Your task: Copy each line below without leaving any out.

□ □ □ □

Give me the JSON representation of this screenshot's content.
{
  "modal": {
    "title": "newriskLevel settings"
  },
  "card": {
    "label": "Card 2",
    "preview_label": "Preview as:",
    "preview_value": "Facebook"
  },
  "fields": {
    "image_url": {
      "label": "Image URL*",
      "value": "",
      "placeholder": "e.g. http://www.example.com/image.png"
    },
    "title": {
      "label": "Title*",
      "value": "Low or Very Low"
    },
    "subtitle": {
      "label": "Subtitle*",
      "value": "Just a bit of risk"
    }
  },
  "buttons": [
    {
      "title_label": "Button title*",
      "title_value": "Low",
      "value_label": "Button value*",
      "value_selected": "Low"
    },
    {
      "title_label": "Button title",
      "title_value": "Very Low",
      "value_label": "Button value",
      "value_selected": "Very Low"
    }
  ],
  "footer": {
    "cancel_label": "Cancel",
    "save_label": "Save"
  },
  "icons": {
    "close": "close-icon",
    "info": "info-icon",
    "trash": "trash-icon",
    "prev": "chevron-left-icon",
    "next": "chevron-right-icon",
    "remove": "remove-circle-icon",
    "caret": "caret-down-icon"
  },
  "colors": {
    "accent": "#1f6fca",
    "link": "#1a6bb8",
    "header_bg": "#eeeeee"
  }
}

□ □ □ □

Your response:
Give me the JSON representation of this screenshot's content.
{
  "modal": {
    "title": "newriskLevel settings"
  },
  "card": {
    "label": "Card 2",
    "preview_label": "Preview as:",
    "preview_value": "Facebook"
  },
  "fields": {
    "image_url": {
      "label": "Image URL*",
      "value": "",
      "placeholder": "e.g. http://www.example.com/image.png"
    },
    "title": {
      "label": "Title*",
      "value": "Low or Very Low"
    },
    "subtitle": {
      "label": "Subtitle*",
      "value": "Just a bit of risk"
    }
  },
  "buttons": [
    {
      "title_label": "Button title*",
      "title_value": "Low",
      "value_label": "Button value*",
      "value_selected": "Low"
    },
    {
      "title_label": "Button title",
      "title_value": "Very Low",
      "value_label": "Button value",
      "value_selected": "Very Low"
    }
  ],
  "footer": {
    "cancel_label": "Cancel",
    "save_label": "Save"
  },
  "icons": {
    "close": "close-icon",
    "info": "info-icon",
    "trash": "trash-icon",
    "prev": "chevron-left-icon",
    "next": "chevron-right-icon",
    "remove": "remove-circle-icon",
    "caret": "caret-down-icon"
  },
  "colors": {
    "accent": "#1f6fca",
    "link": "#1a6bb8",
    "header_bg": "#eeeeee"
  }
}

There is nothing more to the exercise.